NEW PALESTINE — Sitting in a wooden swing next to her mom on the front porch of her great aunt’s house, Molley Wilkins was busy looking at her phone.
The 13-year-old is a seventh-generation Roesener family member, a group who planted roots in the New Palestine community in 1837 when relatives first came to the area from Germany and built the family homestead on 80 acres of land.
Daryn Wilkins, Molley’s mother, is a sixth-generation Roesener. The two were enjoying a summer swing together on the property Anita Roesener, her aunt and Molley’s great aunt, has lived on since 1980.
Story continues below gallery

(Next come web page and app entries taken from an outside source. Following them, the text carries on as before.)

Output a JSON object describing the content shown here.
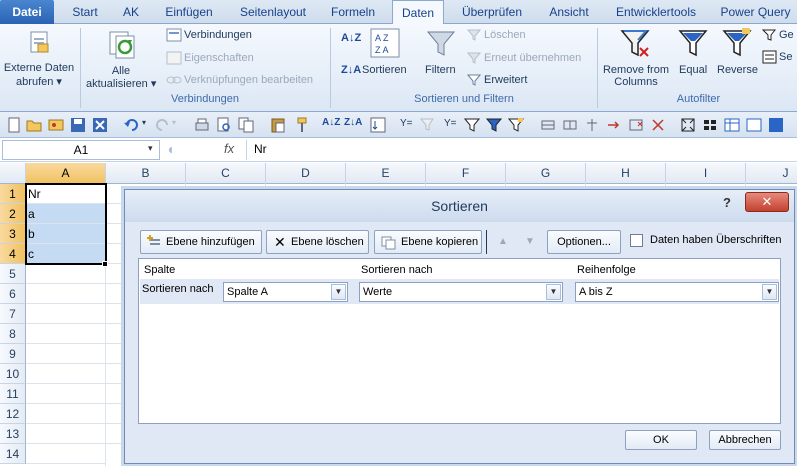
{
  "tabs": [
    "Datei",
    "Start",
    "AK",
    "Einfügen",
    "Seitenlayout",
    "Formeln",
    "Daten",
    "Überprüfen",
    "Ansicht",
    "Entwicklertools",
    "Power Query"
  ],
  "active_tab": "Daten",
  "ribbon": {
    "externe_daten": "Externe Daten",
    "externe_daten2": "abrufen",
    "alle": "Alle",
    "aktualisieren": "aktualisieren",
    "verbindungen": "Verbindungen",
    "eigenschaften": "Eigenschaften",
    "verknuepfungen": "Verknüpfungen bearbeiten",
    "group_verbindungen": "Verbindungen",
    "sortieren": "Sortieren",
    "filtern": "Filtern",
    "loeschen": "Löschen",
    "erneut": "Erneut übernehmen",
    "erweitert": "Erweitert",
    "group_sortieren": "Sortieren und Filtern",
    "remove1": "Remove from",
    "remove2": "Columns",
    "equal": "Equal",
    "reverse": "Reverse",
    "group_autofilter": "Autofilter",
    "cut1": "Ge",
    "cut2": "Se"
  },
  "formula_bar": {
    "name_box": "A1",
    "fx": "fx",
    "value": "Nr"
  },
  "columns": [
    "A",
    "B",
    "C",
    "D",
    "E",
    "F",
    "G",
    "H",
    "I",
    "J"
  ],
  "rows": [
    "1",
    "2",
    "3",
    "4",
    "5",
    "6",
    "7",
    "8",
    "9",
    "10",
    "11",
    "12",
    "13",
    "14"
  ],
  "cells_a": [
    "Nr",
    "a",
    "b",
    "c"
  ],
  "dialog": {
    "title": "Sortieren",
    "help": "?",
    "close": "✕",
    "add_level": "Ebene hinzufügen",
    "delete_level": "Ebene löschen",
    "copy_level": "Ebene kopieren",
    "options": "Optionen...",
    "headers_checkbox": "Daten haben Überschriften",
    "col_spalte": "Spalte",
    "col_sortieren_nach": "Sortieren nach",
    "col_reihenfolge": "Reihenfolge",
    "row_label": "Sortieren nach",
    "spalte_value": "Spalte A",
    "sortieren_value": "Werte",
    "reihenfolge_value": "A bis Z",
    "ok": "OK",
    "cancel": "Abbrechen"
  }
}
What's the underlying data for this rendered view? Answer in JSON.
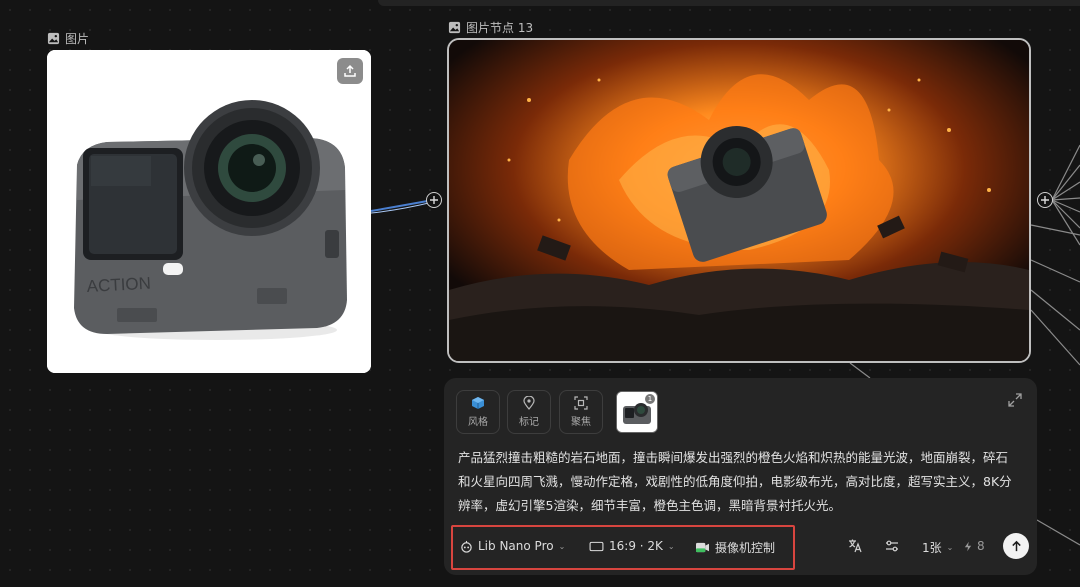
{
  "canvas": {
    "left_node": {
      "label": "图片",
      "icon": "image-icon",
      "upload_icon": "upload-icon"
    },
    "right_node": {
      "label": "图片节点 13",
      "icon": "image-icon"
    }
  },
  "panel": {
    "tools": [
      {
        "label": "风格",
        "icon": "cube-icon"
      },
      {
        "label": "标记",
        "icon": "pin-icon"
      },
      {
        "label": "聚焦",
        "icon": "focus-icon"
      }
    ],
    "reference_count": "1",
    "prompt": "产品猛烈撞击粗糙的岩石地面，撞击瞬间爆发出强烈的橙色火焰和炽热的能量光波，地面崩裂，碎石和火星向四周飞溅，慢动作定格，戏剧性的低角度仰拍，电影级布光，高对比度，超写实主义，8K分辨率，虚幻引擎5渲染，细节丰富，橙色主色调，黑暗背景衬托火光。",
    "model": "Lib Nano Pro",
    "ratio": "16:9 · 2K",
    "camera_control": "摄像机控制",
    "count": "1张",
    "credits": "8"
  },
  "colors": {
    "highlight": "#d8453f",
    "accent_green": "#3fbf5f"
  }
}
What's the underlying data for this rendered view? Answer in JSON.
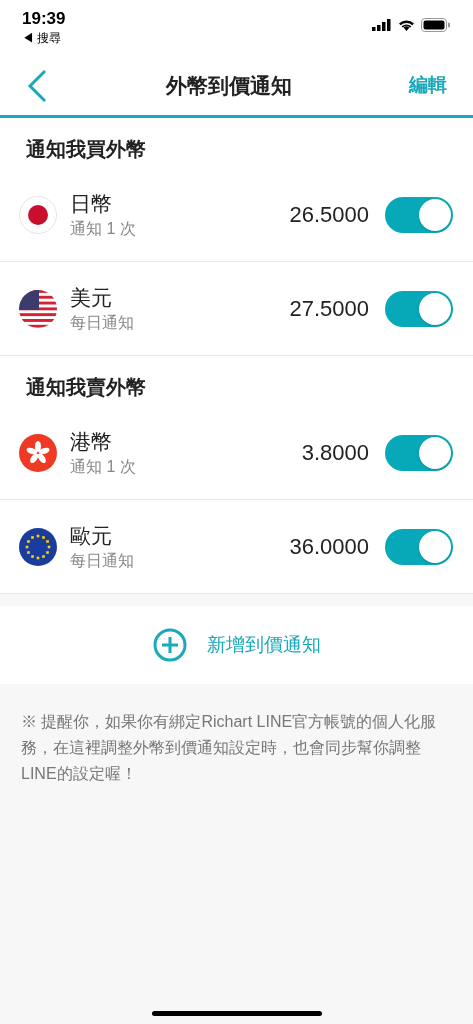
{
  "status_bar": {
    "time": "19:39",
    "back_app": "◀ 搜尋"
  },
  "nav": {
    "title": "外幣到價通知",
    "action": "編輯"
  },
  "sections": [
    {
      "title": "通知我買外幣",
      "items": [
        {
          "kind": "jp",
          "name": "日幣",
          "frequency": "通知 1 次",
          "price": "26.5000",
          "on": true
        },
        {
          "kind": "us",
          "name": "美元",
          "frequency": "每日通知",
          "price": "27.5000",
          "on": true
        }
      ]
    },
    {
      "title": "通知我賣外幣",
      "items": [
        {
          "kind": "hk",
          "name": "港幣",
          "frequency": "通知 1 次",
          "price": "3.8000",
          "on": true
        },
        {
          "kind": "eu",
          "name": "歐元",
          "frequency": "每日通知",
          "price": "36.0000",
          "on": true
        }
      ]
    }
  ],
  "add_button": "新增到價通知",
  "note": "※ 提醒你，如果你有綁定Richart LINE官方帳號的個人化服務，在這裡調整外幣到價通知設定時，也會同步幫你調整LINE的設定喔！"
}
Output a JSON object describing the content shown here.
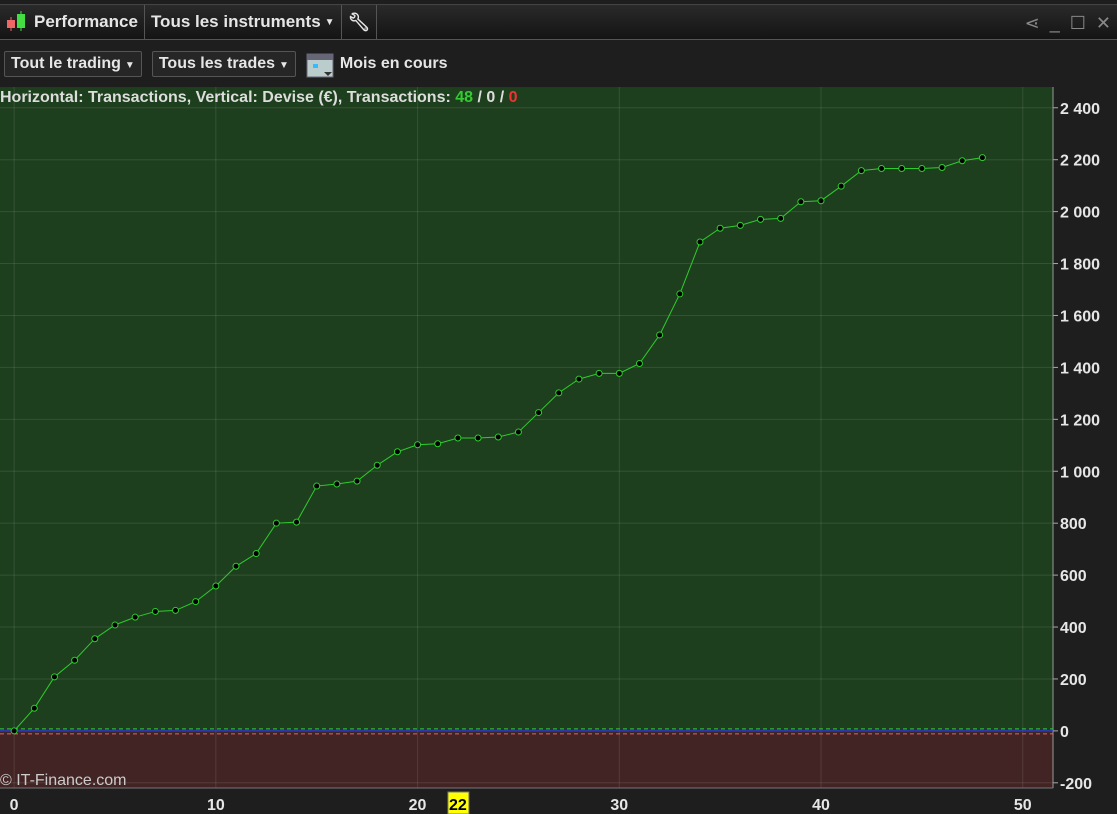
{
  "header": {
    "title": "Performance",
    "instruments": "Tous les instruments"
  },
  "toolbar": {
    "trading": "Tout le trading",
    "trades": "Tous les trades",
    "period": "Mois en cours"
  },
  "info": {
    "text": "Horizontal: Transactions, Vertical: Devise (€), Transactions: ",
    "count_win": "48",
    "sep1": " / ",
    "count_zero": "0",
    "sep2": " / ",
    "count_loss": "0"
  },
  "watermark": "© IT-Finance.com",
  "colors": {
    "positive_bg": "#1e3f1e",
    "negative_bg": "#432424",
    "line": "#2ecc2e",
    "highlight": "#ffff00"
  },
  "chart_data": {
    "type": "line",
    "xlabel": "Transactions",
    "ylabel": "Devise (€)",
    "xlim": [
      -0.7,
      51.5
    ],
    "ylim": [
      -220,
      2480
    ],
    "x_ticks": [
      0,
      10,
      20,
      30,
      40,
      50
    ],
    "y_ticks": [
      -200,
      0,
      200,
      400,
      600,
      800,
      1000,
      1200,
      1400,
      1600,
      1800,
      2000,
      2200,
      2400
    ],
    "y_tick_labels": [
      "-200",
      "0",
      "200",
      "400",
      "600",
      "800",
      "1 000",
      "1 200",
      "1 400",
      "1 600",
      "1 800",
      "2 000",
      "2 200",
      "2 400"
    ],
    "highlight_x": "22",
    "values": [
      0,
      87,
      208,
      272,
      355,
      408,
      438,
      460,
      464,
      498,
      558,
      634,
      683,
      800,
      804,
      943,
      951,
      962,
      1023,
      1075,
      1102,
      1106,
      1128,
      1128,
      1132,
      1151,
      1226,
      1302,
      1355,
      1377,
      1377,
      1415,
      1525,
      1683,
      1883,
      1936,
      1947,
      1970,
      1974,
      2038,
      2042,
      2098,
      2158,
      2166,
      2166,
      2166,
      2170,
      2196,
      2208
    ]
  }
}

Roesener and her brother, Gerald Roesener, Daryn’s dad and Molley’s’ grandfather, joined other family members recently to celebrate the 180-year anniversary of the family owning the same homestead, one young Molley may one day live in.
The family held a huge celebration and invited more than 170 family and friends to help celebrate.
For generations the family has passed the property down. Anita Roesener has lived on the homestead for nearly four decades and has done work on the original house built in 1851 and second home, built in the 1870’s, refurbishing areas and making them fit for modern living.
The property, which began with the Roesener homesteaders living in a log cabin somewhere on the land, is a point of pride for family members still living.
“I can’t imagine there are too many homes or farms out here that have been in the same family for all these years,” Daryn said.
Anita Roesener knows every inch of the original house and one built in the 1870’s that has since been connected to form one large Roesener home.
The original dirt cellar under the porch is still usable. There is a secret back stairway in the living room and a neat section in the doorway by the kitchen where a plank opens so people can see the old mud and straw used by relatives to build the old home.
While the older Roesener children, Anita and Gerald, now in their late 60’s and early 70’s, understand how special it is to still have an original home from the 1800’s standing and functional, they hope the next generation in line to inherit the old home will cherish it as much as they do.
“The younger kids don’t really quite yet fathom what this home means,” Gerald said. “180 years seems like ancient time to them.”
Daryn and her two siblings, which include a brother, are next in line to inherit the family property followed by Molley and her siblings, but Anita, who still likes to get out and cut the grass and work on the home, isn’t ready to move out just yet and plans to live on the homestead for as long as she is able.
The family is looking forward to the next family anniversary. They enjoy holding major celebrations every five years and plan to hold a big celebration in 20 years to mark two centuries of family homestead living.
The state already has recognized the family ownership with two Hoosier Homestead Farm awards — one for 100 years and the other for 150 years.
The next state honor comes when they reach 200 years. By that time Molley will be in her 30s and might be sitting on the old porch swing on a summer night with her daughter.
At least that’s the hope, the family said.